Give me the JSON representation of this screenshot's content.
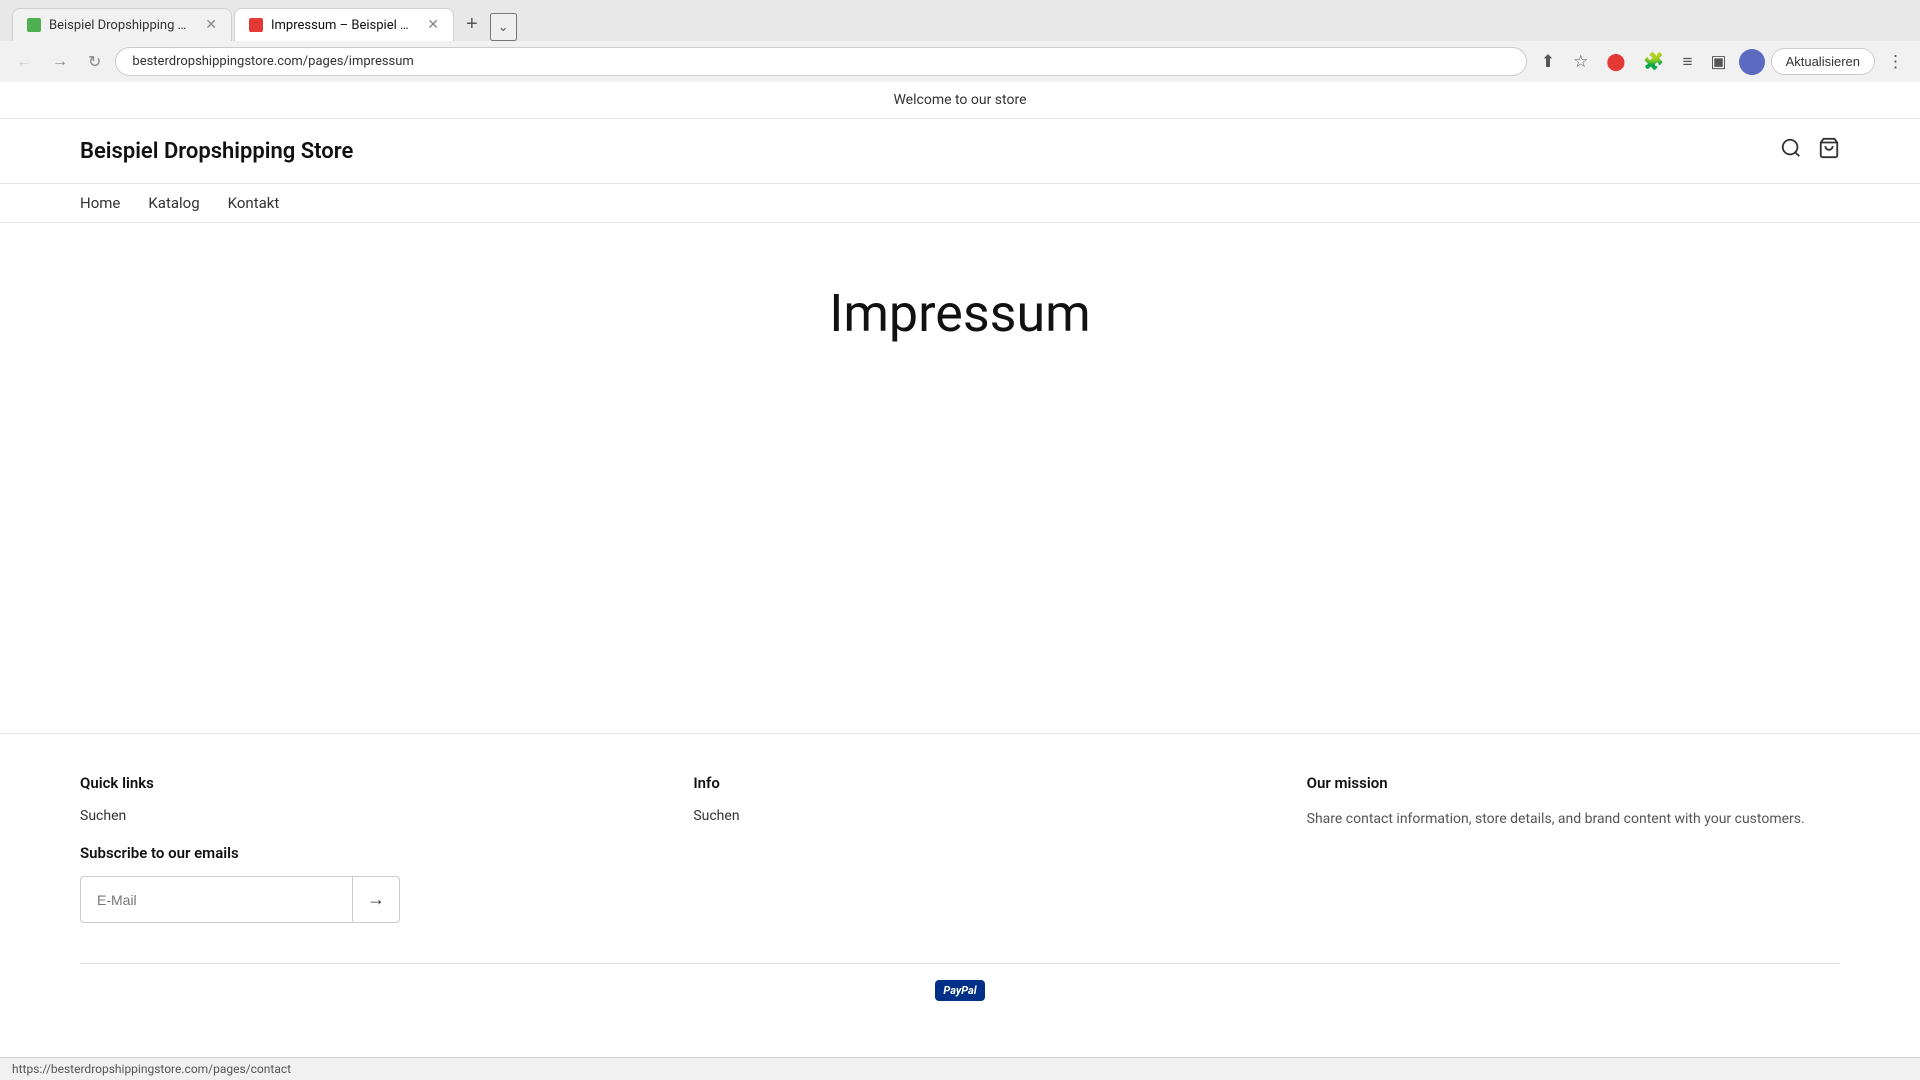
{
  "browser": {
    "tabs": [
      {
        "id": "tab1",
        "favicon_color": "#4CAF50",
        "title": "Beispiel Dropshipping Store -...",
        "active": false
      },
      {
        "id": "tab2",
        "favicon_color": "#e53935",
        "title": "Impressum – Beispiel Dropship...",
        "active": true
      }
    ],
    "url_display": "besterdropshippingstore.com/pages/impressum",
    "update_button_label": "Aktualisieren",
    "more_label": "⋮"
  },
  "store": {
    "announcement": "Welcome to our store",
    "logo": "Beispiel Dropshipping Store",
    "nav": {
      "home": "Home",
      "katalog": "Katalog",
      "kontakt": "Kontakt"
    },
    "page_title": "Impressum"
  },
  "footer": {
    "quick_links": {
      "title": "Quick links",
      "links": [
        "Suchen"
      ]
    },
    "info": {
      "title": "Info",
      "links": [
        "Suchen"
      ]
    },
    "mission": {
      "title": "Our mission",
      "text": "Share contact information, store details, and brand content with your customers."
    },
    "subscribe": {
      "title": "Subscribe to our emails",
      "email_placeholder": "E-Mail"
    }
  },
  "status_bar": {
    "url": "https://besterdropshippingstore.com/pages/contact"
  }
}
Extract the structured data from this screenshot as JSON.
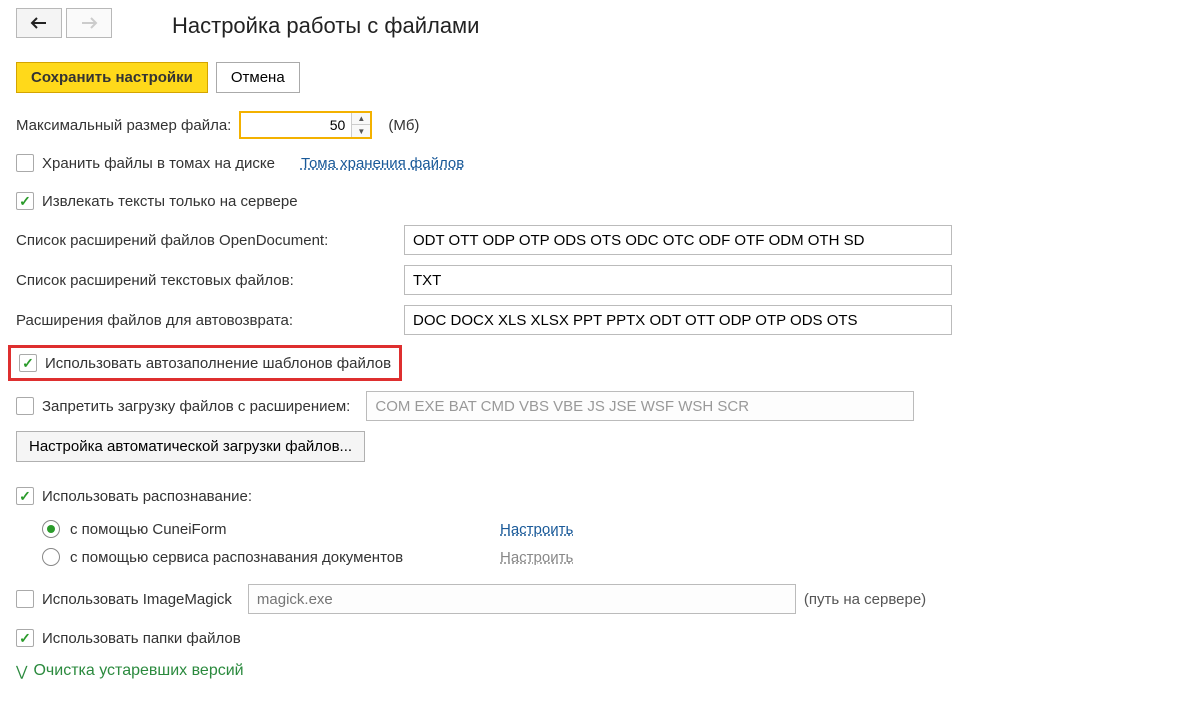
{
  "header": {
    "title": "Настройка работы с файлами"
  },
  "buttons": {
    "save": "Сохранить настройки",
    "cancel": "Отмена",
    "auto_upload_settings": "Настройка автоматической загрузки файлов..."
  },
  "labels": {
    "max_file_size": "Максимальный размер файла:",
    "unit_mb": "(Мб)",
    "store_in_volumes": "Хранить файлы в томах на диске",
    "volumes_link": "Тома хранения файлов",
    "extract_on_server": "Извлекать тексты только на сервере",
    "open_doc_ext": "Список расширений файлов OpenDocument:",
    "text_ext": "Список расширений текстовых файлов:",
    "auto_return_ext": "Расширения файлов для автовозврата:",
    "use_autofill_templates": "Использовать автозаполнение шаблонов файлов",
    "forbid_upload_ext": "Запретить загрузку файлов с расширением:",
    "use_ocr": "Использовать распознавание:",
    "ocr_cuneiform": "с помощью CuneiForm",
    "ocr_service": "с помощью сервиса распознавания документов",
    "configure": "Настроить",
    "use_imagemagick": "Использовать ImageMagick",
    "imagemagick_placeholder": "magick.exe",
    "path_on_server": "(путь на сервере)",
    "use_file_folders": "Использовать папки файлов",
    "cleanup_versions": "Очистка устаревших версий"
  },
  "values": {
    "max_file_size": "50",
    "open_doc_ext": "ODT OTT ODP OTP ODS OTS ODC OTC ODF OTF ODM OTH SD",
    "text_ext": "TXT",
    "auto_return_ext": "DOC DOCX XLS XLSX PPT PPTX ODT OTT ODP OTP ODS OTS",
    "forbid_ext": "COM EXE BAT CMD VBS VBE JS JSE WSF WSH SCR"
  }
}
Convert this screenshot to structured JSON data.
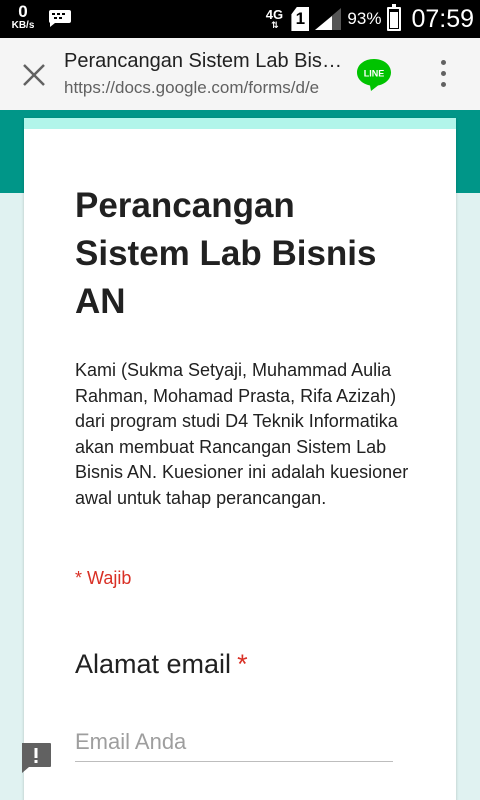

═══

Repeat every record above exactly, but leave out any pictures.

### [EXERCISE ANSWER]
Give me the JSON representation of this screenshot's content.
{
  "browser": {
    "tabs": [
      {
        "id": "tab1",
        "favicon_color": "#4CAF50",
        "title": "Beispiel Dropshipping Store -...",
        "active": false
      },
      {
        "id": "tab2",
        "favicon_color": "#e53935",
        "title": "Impressum – Beispiel Dropship...",
        "active": true
      }
    ],
    "url_display": "besterdropshippingstore.com/pages/impressum",
    "update_button_label": "Aktualisieren",
    "more_label": "⋮"
  },
  "store": {
    "announcement": "Welcome to our store",
    "logo": "Beispiel Dropshipping Store",
    "nav": {
      "home": "Home",
      "katalog": "Katalog",
      "kontakt": "Kontakt"
    },
    "page_title": "Impressum"
  },
  "footer": {
    "quick_links": {
      "title": "Quick links",
      "links": [
        "Suchen"
      ]
    },
    "info": {
      "title": "Info",
      "links": [
        "Suchen"
      ]
    },
    "mission": {
      "title": "Our mission",
      "text": "Share contact information, store details, and brand content with your customers."
    },
    "subscribe": {
      "title": "Subscribe to our emails",
      "email_placeholder": "E-Mail"
    }
  },
  "status_bar": {
    "url": "https://besterdropshippingstore.com/pages/contact"
  }
}
Extract the structured data from this screenshot as JSON.
{
  "header": {
    "title": "Настройка работы с файлами"
  },
  "buttons": {
    "save": "Сохранить настройки",
    "cancel": "Отмена",
    "auto_upload_settings": "Настройка автоматической загрузки файлов..."
  },
  "labels": {
    "max_file_size": "Максимальный размер файла:",
    "unit_mb": "(Мб)",
    "store_in_volumes": "Хранить файлы в томах на диске",
    "volumes_link": "Тома хранения файлов",
    "extract_on_server": "Извлекать тексты только на сервере",
    "open_doc_ext": "Список расширений файлов OpenDocument:",
    "text_ext": "Список расширений текстовых файлов:",
    "auto_return_ext": "Расширения файлов для автовозврата:",
    "use_autofill_templates": "Использовать автозаполнение шаблонов файлов",
    "forbid_upload_ext": "Запретить загрузку файлов с расширением:",
    "use_ocr": "Использовать распознавание:",
    "ocr_cuneiform": "с помощью CuneiForm",
    "ocr_service": "с помощью сервиса распознавания документов",
    "configure": "Настроить",
    "use_imagemagick": "Использовать ImageMagick",
    "imagemagick_placeholder": "magick.exe",
    "path_on_server": "(путь на сервере)",
    "use_file_folders": "Использовать папки файлов",
    "cleanup_versions": "Очистка устаревших версий"
  },
  "values": {
    "max_file_size": "50",
    "open_doc_ext": "ODT OTT ODP OTP ODS OTS ODC OTC ODF OTF ODM OTH SD",
    "text_ext": "TXT",
    "auto_return_ext": "DOC DOCX XLS XLSX PPT PPTX ODT OTT ODP OTP ODS OTS",
    "forbid_ext": "COM EXE BAT CMD VBS VBE JS JSE WSF WSH SCR"
  }
}
Convert this screenshot to structured JSON data.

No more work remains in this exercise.